* REQUIREMENT
The answer is every line in the data below that contains the word "deníku".

* DATA EXTRACTS
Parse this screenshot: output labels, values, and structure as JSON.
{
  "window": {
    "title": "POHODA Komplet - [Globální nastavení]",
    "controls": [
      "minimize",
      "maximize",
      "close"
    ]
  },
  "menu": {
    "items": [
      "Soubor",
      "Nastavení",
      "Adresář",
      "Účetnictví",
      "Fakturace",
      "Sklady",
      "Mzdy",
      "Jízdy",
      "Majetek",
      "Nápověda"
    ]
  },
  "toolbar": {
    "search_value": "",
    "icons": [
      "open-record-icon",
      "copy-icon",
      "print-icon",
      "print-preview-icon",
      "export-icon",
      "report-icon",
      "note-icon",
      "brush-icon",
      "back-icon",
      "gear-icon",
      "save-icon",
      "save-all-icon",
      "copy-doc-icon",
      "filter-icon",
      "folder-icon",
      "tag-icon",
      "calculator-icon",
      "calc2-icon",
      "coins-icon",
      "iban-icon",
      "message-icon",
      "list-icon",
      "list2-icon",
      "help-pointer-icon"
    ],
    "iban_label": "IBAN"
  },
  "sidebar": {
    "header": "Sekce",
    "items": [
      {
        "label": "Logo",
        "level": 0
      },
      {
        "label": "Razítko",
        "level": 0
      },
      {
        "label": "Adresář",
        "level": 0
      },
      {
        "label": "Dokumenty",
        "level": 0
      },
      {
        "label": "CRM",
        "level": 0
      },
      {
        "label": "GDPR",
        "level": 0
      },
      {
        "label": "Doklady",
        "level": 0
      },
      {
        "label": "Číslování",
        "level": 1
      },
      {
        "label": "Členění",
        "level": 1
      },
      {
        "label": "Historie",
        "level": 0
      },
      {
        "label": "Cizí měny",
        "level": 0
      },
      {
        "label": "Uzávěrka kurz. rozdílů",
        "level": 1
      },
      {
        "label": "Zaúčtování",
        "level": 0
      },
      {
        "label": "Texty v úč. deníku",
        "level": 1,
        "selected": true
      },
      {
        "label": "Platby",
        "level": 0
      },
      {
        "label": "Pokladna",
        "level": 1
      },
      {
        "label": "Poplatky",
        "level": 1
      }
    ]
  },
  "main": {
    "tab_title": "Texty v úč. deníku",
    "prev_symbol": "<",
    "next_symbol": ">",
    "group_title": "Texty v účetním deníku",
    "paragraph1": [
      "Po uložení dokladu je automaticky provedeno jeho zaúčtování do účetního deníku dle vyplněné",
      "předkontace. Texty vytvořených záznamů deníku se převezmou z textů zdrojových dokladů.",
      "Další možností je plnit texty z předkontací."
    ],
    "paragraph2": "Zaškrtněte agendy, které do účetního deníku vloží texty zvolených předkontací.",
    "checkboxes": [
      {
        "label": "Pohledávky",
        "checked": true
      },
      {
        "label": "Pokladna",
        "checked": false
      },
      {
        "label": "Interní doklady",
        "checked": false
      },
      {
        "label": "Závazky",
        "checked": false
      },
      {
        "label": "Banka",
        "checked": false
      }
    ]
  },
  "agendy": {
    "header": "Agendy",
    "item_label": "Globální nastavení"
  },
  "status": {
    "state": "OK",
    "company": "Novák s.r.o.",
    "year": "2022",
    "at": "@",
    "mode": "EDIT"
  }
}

* PROBLEM SOLUTION
        "label": "Texty v úč. deníku",
    "tab_title": "Texty v úč. deníku",
    "group_title": "Texty v účetním deníku",
      "Po uložení dokladu je automaticky provedeno jeho zaúčtování do účetního deníku dle vyplněné",
      "předkontace. Texty vytvořených záznamů deníku se převezmou z textů zdrojových dokladů.",
    "paragraph2": "Zaškrtněte agendy, které do účetního deníku vloží texty zvolených předkontací.",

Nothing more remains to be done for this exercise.